By David Minsky
By Jen Mangham
By Bill Wisser
By Laine Doss
By Bill Wisser
By Dana De Greff
By Laine Doss
By Zachary Fagenson
Last week I had one of those head colds no Comtrex can touch. My sinuses were so swollen that I felt like a river after the spring melt. I pulled abdominal muscles coughing, I couldn't speak or breathe, and, let's face it, you could have served me mud for dessert and I might have told you it was the best chocolate pudding I ever had.
But it wasn't the congestion that annoyed me so much as it was the advice: Everybody had an opinion about how I should treat myself, and it all seemed to involve consuming something. My mother recommended saltwater to open those nasal passages. My sister insisted on the ubiquitous chicken soup -- which she actually flew down from New York to make for me. (Well, that's a little misleading; she was coming to visit anyway.) My friend Mary wanted me to eat garlic. The woman who delivered my dinner from Oasis Cafe one night suggested raw onions with lime. And a waiter from Yesterday's in Fort Lauderdale wanted me to do shots of cognac with lemon rind.
That took care of the lily and citrus families. Then we got to the herbal remedies: A server from Hampton Cafe on Lincoln Road suggested St. Johnswort, while the woman from the catalogue company who took my phone order for Hanukkah presents recommended that I boil a bunch of unappetizing roots and leaves into icky teas.
Truth is, I don't totally mind the occasional stuffy nose. Sure, a cold interferes with the taste buds, but tasting isn't all there is to eating. Like the way that blindness is said to sharpen the sense of hearing, loss of taste increases the mouth's sensitivity to texture. I've always been impressed by how important texture is to the function of eating. I remember a study I read in a college psychology textbook: One group of rats was surgically manipulated into feeling the texture of food but not tasting it, while another group could taste the food but not feel it. The rats who could still discern textures survived; the rodents who couldn't lost interest in food and died. Think about it: Would you rather experience the cool creaminess of ice cream numbing your tongue and running down your overheated throat on a sweltering summer's day, or merely be aware of its flavor?

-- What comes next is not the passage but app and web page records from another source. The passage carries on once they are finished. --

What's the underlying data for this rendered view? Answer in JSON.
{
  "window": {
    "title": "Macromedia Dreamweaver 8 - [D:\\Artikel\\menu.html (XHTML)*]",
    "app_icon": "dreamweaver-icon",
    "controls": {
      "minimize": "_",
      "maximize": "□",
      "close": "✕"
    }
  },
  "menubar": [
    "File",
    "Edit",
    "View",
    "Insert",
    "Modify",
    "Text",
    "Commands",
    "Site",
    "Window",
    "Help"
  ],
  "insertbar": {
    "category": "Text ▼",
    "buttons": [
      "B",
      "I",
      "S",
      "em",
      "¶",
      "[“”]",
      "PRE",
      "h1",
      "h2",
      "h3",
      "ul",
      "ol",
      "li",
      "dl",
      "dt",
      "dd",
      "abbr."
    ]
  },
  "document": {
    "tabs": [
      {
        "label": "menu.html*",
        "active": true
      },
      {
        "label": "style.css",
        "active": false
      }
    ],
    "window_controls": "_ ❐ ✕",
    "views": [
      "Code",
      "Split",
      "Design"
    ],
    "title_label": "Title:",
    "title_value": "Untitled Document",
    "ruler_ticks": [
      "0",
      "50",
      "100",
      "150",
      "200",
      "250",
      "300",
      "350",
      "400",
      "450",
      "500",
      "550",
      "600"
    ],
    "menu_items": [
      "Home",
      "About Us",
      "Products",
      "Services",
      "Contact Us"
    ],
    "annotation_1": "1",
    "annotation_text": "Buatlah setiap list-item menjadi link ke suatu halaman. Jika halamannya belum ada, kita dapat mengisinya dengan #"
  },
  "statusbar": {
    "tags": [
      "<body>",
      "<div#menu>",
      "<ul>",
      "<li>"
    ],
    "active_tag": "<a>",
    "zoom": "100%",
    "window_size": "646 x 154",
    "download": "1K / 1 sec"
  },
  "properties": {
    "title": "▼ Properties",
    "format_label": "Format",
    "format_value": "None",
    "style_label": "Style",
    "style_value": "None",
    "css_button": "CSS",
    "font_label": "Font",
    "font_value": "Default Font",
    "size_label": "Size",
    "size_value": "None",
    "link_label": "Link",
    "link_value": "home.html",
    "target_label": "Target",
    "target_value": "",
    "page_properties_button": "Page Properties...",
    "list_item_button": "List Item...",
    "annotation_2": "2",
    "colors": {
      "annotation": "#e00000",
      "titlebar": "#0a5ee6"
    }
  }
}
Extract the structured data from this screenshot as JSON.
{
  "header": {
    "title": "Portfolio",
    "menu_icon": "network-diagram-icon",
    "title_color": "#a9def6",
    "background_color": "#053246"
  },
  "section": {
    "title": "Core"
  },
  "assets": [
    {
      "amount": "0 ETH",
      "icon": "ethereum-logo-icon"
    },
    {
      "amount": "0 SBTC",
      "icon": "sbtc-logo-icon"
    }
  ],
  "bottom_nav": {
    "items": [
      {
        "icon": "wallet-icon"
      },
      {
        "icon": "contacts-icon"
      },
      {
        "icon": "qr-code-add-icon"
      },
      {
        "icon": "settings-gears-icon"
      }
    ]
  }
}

I also discovered that even when blocked sinuses prevent you from enjoying specific flavors, you can still identify four basic taste sensations: sweet, sour, salty, and spicy. That's some consolation to the sneezing sufferer, at least. And then there's my favorite remedy, the one I always resort to sooner or later: Feed a cold. Call it an old wives' tale, call it rationalization, but when the germs start multiplying in my body, so do the calories. I firmly believe a hearty meal cures all. And long after the ailment is on the run, I continue to indulge -- because hey, you don't want to leave yourself vulnerable to a repeat attack.
I was already on the mend when I took myself to the perfect spa for a sickie, Steak Masters. At this Brazilian steak house on Ponce de Leon Boulevard in Coral Gables, stuffing the stomach is really the only option: All-you-can-eat rodizio -- the showy Brazilian method of serving meat that features servers who tote around skewers laden with beef, pork, chicken, lamb, and sausages -- is the sole menu entry. At the beginning of the meal, each diner is given a card that's green on one side and red on the other. If you have your card turned to its green side, servers will pause at your plate and slice off some of what they're carrying so you can grab it with a pair of tongs. As long as that card reads green, your plate stays full. When you've had enough or want to take a rest, you simply flip the card over to the red side.
Given that Miami already has one notable rodizio restaurant, Porcio, Steak Masters has its work, uh, carved out for it. And at first the restaurant seems up to the challenge. The patterned wood floors gleam; the bilevel dining room, decorated with prints of cattle, nicely foreshadows the meal to come; and the adjoining lounge is dark and smoky. But the anchor of the restaurant is neither decor nor atmosphere; it's the 37-item salad bar beckoning from the back of the room, with unlimited visits included in the $24.50 price of the rodizio experience.
We filled our plates with everything from couscous with cucumbers to marinated mussels and octopus to shredded ham in mayonnaise. Julienned beets, giant green olives, pickled pearl onions, hearts of palm, whole artichoke hearts, and fresh balls of mozzarella were only a few of the garnishes. Though the prosciutto and other sliced meats, set out on platters along with shaved cheeses, seemed a little old at the edges, the lettuces -- bright, tightly curled radicchio, pale spears of endive, frilly green leaf -- were particularly crisp. Still another salad bar offering, vegetable-beef soup, was a savory broth rich and redolent with the essences of the meats being served around the room, accented with peas, carrots, and onions. An excellent segue to the skewers.